Every line from the one containing "Enumerate this screenshot's" to the end of the records below must be copied exactly, and no pictures may be included.

Records to process:
=-=-=-=-=
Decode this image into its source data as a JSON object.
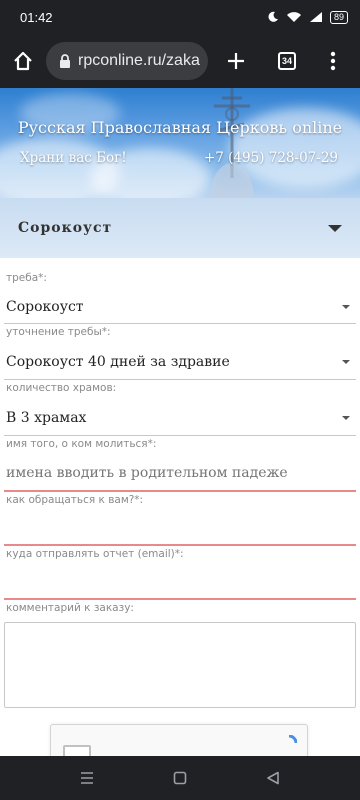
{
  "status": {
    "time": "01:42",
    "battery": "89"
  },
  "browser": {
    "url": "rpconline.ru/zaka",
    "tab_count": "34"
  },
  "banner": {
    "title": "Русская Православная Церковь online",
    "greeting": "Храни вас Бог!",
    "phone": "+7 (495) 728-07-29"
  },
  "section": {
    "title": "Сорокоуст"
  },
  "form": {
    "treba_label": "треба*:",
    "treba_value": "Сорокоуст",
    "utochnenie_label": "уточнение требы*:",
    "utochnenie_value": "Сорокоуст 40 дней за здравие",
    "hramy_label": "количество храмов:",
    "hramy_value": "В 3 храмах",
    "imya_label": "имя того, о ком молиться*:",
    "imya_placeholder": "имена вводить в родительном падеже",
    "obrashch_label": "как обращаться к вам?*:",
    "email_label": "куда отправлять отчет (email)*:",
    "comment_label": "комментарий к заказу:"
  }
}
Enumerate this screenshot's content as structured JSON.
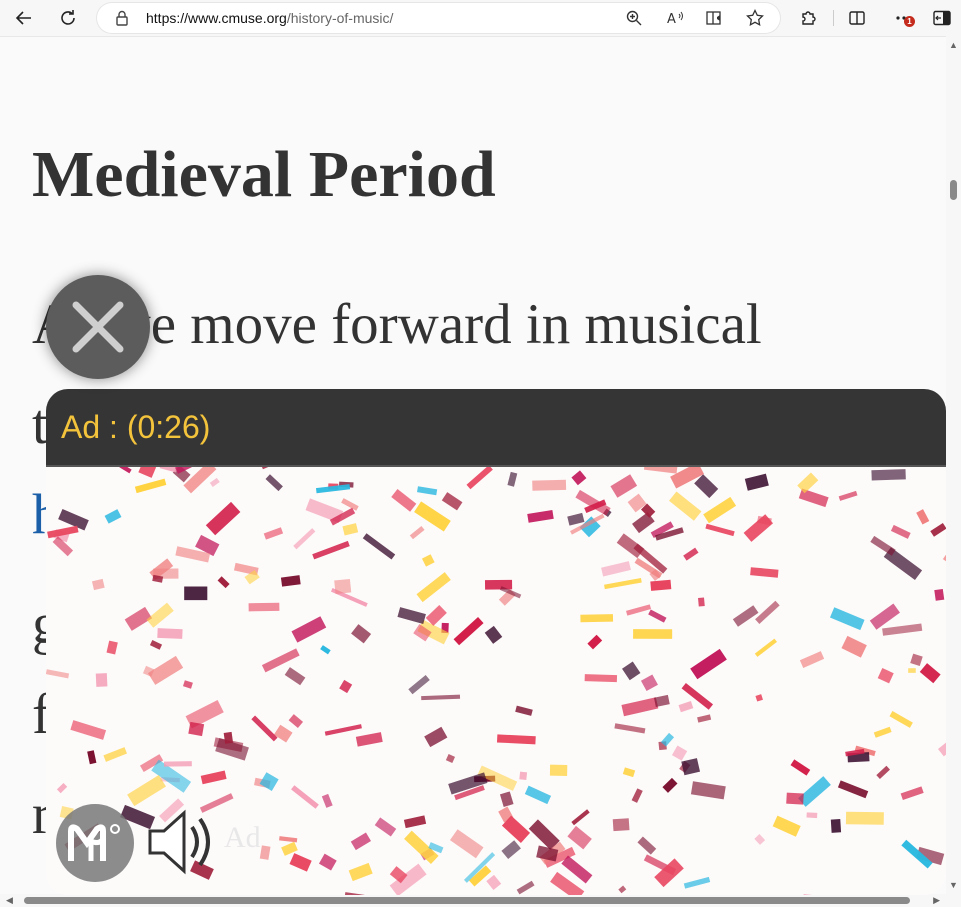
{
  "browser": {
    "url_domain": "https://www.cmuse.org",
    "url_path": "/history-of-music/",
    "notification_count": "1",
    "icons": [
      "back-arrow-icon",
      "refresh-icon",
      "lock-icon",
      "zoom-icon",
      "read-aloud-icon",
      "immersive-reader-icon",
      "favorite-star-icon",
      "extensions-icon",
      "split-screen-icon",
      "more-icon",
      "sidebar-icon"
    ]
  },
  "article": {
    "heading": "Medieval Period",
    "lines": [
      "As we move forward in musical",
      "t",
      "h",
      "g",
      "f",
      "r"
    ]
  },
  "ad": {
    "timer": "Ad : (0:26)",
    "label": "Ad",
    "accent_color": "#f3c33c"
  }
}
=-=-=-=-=
Solution to the exercise:
Enumerate this screenshot's content as structured JSON.
{
  "browser": {
    "url_domain": "https://www.cmuse.org",
    "url_path": "/history-of-music/",
    "notification_count": "1",
    "icons": [
      "back-arrow-icon",
      "refresh-icon",
      "lock-icon",
      "zoom-icon",
      "read-aloud-icon",
      "immersive-reader-icon",
      "favorite-star-icon",
      "extensions-icon",
      "split-screen-icon",
      "more-icon",
      "sidebar-icon"
    ]
  },
  "article": {
    "heading": "Medieval Period",
    "lines": [
      "As we move forward in musical",
      "t",
      "h",
      "g",
      "f",
      "r"
    ]
  },
  "ad": {
    "timer": "Ad : (0:26)",
    "label": "Ad",
    "accent_color": "#f3c33c"
  }
}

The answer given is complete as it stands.